Dorothy “Dottie” Herman, chief executive of Douglas Elliman, thinks that the television problem isn’t necessarily deliberate: “For TV, it’s a formula that works with men and they kept it that way,” she says, pointing to Million Dollar Listing as one show with a “winning formula.”

“I don’t think it was a conscious decision not to have women,” she says, “the shows were successful as they were. I don’t think it’s a discriminatory thing.”

Herman also points out that New York is an outlier when it comes to female leadership, thanks to the aforementioned housing boom that turned the early pool of female brokers into real estate leaders. She notes that major firms across the US and world, especially in development and commercial sectors, are still lead by men.

But Herman suggests that Tracy Tutor Maltas’s ascent in Million Dollar Listing Los Angeles could be the welcome start of a new wave of real estate television: “She broke the ice!” she exclaims, “Now I don’t think it’ll be flooded with women… But as time goes on you’ll see more women.”

The Bravo Formula

The Bravo “formula” does tend to achieve a level of diversity, but in a way that ultimately mirrors the worldview of those at the very top. Take Bravo’s chief protagonist and former programming executive, Andy Cohen, who was the first openly gay host of an American late-night talk show and now serves as executive producer of the Real Housewives franchise.

Looking at shows like Real Housewives, it’s clear that Cohen and his fellow producers rely heavily on caricatures, and through the unbridled lens of reality TV cook up increasingly cartoonish versions of women and minorities: Take NeNe Leeks, who constantly labeled as ‘sassy’, but who is kept just a step away from the trope of the angry Black woman. This variety of diversity appears on Million Dollar Listing in the form of the peppy, perma-tanned gay man that mirrors Cohen himself. In both cases, these figures are used as a proxy for diversity, and in the former, often as a prop.

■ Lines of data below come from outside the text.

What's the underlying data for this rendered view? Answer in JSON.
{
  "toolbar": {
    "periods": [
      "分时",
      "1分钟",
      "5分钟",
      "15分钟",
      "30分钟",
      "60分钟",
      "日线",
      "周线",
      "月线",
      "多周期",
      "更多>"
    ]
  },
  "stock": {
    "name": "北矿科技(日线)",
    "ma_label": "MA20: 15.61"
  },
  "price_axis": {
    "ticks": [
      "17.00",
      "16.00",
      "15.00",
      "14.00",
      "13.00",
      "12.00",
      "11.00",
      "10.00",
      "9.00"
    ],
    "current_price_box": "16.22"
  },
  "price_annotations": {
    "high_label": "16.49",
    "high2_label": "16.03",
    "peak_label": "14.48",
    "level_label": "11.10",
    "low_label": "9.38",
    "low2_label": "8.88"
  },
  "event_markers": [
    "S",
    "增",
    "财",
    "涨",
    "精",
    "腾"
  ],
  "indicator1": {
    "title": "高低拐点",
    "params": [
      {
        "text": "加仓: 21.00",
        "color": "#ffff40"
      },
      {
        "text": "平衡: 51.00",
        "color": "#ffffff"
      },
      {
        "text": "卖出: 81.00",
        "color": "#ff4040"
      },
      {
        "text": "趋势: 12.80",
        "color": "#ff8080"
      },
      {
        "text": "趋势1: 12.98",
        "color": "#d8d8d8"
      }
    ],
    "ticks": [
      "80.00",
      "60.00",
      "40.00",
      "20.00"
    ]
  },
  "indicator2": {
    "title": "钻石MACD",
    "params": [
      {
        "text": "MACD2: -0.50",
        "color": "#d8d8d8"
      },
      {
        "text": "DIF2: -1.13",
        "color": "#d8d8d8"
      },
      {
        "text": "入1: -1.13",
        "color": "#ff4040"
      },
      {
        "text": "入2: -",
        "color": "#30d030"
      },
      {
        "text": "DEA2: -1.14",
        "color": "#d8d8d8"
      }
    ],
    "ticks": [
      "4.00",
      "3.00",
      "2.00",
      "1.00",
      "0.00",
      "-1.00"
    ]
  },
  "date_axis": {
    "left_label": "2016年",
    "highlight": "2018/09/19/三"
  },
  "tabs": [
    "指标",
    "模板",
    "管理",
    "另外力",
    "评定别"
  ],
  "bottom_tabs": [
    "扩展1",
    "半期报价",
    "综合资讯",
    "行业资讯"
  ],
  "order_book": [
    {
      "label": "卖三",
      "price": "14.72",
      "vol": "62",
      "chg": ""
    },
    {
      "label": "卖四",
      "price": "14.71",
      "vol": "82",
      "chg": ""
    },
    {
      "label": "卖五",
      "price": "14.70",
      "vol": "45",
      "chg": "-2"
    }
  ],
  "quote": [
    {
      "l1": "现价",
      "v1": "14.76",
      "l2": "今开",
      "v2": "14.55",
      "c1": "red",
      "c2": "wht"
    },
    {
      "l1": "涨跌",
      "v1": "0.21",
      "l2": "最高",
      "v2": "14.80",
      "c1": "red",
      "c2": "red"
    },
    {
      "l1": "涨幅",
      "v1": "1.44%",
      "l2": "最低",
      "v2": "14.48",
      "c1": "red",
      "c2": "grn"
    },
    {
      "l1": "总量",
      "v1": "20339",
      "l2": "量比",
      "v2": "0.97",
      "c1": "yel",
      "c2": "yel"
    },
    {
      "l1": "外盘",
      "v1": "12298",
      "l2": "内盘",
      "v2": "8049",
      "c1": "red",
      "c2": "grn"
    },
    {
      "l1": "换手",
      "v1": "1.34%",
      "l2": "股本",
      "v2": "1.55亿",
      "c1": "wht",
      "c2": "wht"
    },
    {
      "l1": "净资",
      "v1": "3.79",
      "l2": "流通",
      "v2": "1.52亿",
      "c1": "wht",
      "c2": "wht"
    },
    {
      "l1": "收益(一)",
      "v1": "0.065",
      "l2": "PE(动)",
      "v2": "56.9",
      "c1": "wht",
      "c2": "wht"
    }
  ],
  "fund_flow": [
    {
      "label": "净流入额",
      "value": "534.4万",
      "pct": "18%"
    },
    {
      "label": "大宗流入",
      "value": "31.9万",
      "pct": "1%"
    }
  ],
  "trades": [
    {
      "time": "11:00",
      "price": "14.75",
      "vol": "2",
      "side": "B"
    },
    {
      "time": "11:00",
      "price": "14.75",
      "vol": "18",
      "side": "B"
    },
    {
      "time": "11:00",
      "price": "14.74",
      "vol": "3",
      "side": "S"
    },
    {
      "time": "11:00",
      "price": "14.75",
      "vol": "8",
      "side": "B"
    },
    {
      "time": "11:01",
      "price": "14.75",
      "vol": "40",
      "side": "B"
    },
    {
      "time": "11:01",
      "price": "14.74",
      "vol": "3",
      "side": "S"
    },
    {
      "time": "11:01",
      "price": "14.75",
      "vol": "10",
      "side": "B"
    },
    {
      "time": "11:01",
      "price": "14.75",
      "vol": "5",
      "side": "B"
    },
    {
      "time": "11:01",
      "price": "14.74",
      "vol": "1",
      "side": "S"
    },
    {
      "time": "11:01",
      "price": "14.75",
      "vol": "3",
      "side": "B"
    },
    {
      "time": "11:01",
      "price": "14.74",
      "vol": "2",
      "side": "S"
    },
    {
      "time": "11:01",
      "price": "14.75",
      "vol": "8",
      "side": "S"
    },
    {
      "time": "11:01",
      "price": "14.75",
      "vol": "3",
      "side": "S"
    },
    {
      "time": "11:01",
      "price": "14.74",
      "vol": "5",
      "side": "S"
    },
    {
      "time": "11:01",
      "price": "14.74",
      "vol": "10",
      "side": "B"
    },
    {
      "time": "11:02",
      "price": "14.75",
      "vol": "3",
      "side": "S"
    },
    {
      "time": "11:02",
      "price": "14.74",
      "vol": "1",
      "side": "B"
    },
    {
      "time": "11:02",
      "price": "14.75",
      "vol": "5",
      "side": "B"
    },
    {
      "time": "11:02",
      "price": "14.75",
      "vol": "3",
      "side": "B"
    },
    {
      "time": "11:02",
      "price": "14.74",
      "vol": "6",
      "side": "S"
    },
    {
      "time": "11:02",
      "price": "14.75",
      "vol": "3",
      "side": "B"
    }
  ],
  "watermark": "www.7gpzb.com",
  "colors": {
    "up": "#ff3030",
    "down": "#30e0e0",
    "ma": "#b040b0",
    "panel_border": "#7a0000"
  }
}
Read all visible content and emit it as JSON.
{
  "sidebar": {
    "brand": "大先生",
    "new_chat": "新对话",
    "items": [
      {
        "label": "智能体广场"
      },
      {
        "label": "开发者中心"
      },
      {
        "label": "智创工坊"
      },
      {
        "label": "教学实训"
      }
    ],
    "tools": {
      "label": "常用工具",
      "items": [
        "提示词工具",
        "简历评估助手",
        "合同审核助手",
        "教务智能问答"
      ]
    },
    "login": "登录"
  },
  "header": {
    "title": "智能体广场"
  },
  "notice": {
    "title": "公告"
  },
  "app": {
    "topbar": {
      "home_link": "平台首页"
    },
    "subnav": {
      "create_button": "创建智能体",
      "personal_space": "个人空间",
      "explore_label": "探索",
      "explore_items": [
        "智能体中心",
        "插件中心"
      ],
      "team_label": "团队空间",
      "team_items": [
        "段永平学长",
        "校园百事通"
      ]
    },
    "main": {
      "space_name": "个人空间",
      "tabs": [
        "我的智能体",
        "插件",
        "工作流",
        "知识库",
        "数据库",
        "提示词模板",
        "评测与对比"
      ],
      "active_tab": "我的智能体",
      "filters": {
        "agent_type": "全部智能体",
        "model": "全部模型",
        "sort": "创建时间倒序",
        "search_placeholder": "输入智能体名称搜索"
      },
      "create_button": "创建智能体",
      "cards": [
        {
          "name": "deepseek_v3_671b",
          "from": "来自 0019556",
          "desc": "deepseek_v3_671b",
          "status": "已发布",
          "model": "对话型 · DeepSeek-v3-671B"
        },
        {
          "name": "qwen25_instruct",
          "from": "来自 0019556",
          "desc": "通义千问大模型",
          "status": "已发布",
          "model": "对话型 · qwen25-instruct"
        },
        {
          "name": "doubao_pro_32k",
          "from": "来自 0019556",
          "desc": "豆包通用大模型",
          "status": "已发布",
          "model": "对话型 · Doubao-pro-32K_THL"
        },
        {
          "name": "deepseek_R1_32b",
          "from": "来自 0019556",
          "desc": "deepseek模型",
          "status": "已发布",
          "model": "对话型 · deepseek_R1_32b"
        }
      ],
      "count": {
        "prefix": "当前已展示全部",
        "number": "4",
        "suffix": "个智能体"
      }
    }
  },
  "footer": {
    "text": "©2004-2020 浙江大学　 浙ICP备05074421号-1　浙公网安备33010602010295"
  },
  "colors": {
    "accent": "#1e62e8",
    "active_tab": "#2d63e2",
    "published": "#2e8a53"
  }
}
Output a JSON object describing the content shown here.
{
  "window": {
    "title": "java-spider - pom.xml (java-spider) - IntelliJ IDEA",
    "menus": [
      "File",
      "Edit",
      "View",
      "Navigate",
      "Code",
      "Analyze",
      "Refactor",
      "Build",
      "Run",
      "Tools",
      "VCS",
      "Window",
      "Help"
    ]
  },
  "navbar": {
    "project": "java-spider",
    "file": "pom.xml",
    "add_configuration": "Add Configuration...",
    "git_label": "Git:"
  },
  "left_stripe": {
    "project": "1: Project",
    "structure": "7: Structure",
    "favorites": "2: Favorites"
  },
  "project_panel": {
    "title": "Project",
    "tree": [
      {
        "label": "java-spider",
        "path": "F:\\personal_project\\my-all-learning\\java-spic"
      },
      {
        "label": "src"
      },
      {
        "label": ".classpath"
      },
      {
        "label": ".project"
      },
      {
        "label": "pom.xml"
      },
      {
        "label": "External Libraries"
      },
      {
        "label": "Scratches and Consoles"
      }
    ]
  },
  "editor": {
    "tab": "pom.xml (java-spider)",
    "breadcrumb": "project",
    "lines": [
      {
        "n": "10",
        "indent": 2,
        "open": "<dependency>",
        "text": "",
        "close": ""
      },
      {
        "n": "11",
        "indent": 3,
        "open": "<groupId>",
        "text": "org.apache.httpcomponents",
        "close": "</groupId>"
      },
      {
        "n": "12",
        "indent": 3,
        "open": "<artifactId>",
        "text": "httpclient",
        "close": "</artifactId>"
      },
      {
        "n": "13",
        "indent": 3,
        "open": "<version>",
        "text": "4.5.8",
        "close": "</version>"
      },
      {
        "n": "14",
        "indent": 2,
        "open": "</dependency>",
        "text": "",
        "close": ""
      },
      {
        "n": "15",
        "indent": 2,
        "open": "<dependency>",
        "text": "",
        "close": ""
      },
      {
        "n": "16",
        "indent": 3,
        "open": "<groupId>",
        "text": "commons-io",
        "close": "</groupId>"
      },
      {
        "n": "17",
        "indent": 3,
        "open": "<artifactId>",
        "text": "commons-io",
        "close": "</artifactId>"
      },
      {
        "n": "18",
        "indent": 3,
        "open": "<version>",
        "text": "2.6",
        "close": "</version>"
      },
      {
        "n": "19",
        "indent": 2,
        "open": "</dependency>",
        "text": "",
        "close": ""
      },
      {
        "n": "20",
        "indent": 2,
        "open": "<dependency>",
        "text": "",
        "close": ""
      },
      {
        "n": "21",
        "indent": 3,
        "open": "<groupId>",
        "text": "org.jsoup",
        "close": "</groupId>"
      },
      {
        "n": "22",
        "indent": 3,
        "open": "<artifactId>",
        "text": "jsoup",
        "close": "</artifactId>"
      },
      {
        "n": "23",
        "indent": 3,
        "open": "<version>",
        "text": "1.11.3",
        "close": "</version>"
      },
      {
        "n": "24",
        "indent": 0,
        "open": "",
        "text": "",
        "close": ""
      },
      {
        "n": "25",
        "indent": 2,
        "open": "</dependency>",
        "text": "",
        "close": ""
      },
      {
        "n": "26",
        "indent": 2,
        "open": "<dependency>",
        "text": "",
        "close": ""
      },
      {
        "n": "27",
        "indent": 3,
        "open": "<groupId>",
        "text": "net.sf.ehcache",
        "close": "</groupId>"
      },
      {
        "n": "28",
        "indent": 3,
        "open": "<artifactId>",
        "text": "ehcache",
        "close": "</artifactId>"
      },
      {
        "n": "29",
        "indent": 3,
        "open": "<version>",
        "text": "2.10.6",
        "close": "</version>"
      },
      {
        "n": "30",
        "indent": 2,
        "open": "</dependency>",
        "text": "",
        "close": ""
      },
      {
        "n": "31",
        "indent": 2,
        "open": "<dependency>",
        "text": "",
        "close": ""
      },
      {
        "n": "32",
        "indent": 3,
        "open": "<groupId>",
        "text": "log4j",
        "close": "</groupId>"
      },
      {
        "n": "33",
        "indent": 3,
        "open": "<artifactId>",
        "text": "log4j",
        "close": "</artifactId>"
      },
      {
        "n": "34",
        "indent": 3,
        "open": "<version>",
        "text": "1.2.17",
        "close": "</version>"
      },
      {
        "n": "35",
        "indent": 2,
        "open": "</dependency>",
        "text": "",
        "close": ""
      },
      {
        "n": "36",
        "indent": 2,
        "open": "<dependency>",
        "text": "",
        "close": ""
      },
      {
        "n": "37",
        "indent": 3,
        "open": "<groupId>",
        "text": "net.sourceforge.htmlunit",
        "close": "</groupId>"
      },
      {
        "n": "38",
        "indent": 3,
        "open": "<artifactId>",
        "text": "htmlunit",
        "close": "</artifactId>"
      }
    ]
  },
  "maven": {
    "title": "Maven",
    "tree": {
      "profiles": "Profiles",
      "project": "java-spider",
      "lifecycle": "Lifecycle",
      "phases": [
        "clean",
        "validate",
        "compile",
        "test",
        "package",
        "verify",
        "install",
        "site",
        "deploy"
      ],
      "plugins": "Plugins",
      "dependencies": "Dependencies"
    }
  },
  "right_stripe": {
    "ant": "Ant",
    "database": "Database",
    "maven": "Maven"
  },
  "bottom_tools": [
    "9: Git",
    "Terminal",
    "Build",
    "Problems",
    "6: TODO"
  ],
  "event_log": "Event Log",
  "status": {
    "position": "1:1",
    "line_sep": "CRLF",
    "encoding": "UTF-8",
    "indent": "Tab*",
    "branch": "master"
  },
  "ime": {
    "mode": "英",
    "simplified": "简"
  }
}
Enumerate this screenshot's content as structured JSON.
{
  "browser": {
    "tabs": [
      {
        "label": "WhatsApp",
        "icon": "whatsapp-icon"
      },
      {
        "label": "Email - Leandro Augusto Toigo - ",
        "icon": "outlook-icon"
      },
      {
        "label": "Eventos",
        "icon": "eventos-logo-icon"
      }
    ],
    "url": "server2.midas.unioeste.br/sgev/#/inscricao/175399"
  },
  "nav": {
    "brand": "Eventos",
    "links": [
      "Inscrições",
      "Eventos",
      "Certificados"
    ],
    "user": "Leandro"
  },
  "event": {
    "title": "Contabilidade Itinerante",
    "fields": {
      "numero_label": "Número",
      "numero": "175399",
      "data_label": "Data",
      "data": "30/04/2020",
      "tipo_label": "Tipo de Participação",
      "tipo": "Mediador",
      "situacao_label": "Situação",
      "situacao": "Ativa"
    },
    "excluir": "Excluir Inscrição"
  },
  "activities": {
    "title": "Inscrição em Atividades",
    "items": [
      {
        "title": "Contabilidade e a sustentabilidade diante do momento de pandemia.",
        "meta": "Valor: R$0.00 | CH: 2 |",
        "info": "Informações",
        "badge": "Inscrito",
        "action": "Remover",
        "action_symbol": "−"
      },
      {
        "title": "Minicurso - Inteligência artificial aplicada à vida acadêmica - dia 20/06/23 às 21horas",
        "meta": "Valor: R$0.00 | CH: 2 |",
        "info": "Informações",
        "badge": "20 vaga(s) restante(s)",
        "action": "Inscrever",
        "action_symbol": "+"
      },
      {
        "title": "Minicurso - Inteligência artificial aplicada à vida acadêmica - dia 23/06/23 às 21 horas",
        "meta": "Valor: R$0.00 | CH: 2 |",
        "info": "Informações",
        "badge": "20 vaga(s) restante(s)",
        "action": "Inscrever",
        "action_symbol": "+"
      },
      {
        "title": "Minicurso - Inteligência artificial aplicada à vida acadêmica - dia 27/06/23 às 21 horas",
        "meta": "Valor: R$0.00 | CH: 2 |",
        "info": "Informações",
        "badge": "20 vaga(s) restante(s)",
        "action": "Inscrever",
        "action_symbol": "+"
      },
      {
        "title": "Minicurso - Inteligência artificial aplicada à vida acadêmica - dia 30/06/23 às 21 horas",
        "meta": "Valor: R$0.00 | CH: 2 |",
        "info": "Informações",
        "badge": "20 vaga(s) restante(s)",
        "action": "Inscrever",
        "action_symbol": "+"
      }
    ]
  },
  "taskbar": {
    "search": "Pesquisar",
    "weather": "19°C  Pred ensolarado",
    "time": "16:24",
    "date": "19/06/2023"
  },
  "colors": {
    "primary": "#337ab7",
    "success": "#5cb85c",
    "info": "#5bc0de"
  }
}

This may explain its exclusion of the real estate industry’s true demographics, which is typified by a 53-year-old white woman with a college degree. Maybe she just doesn’t fit into the worldview of those running the show, whose idea of diversity is limited at best, and warped at worst.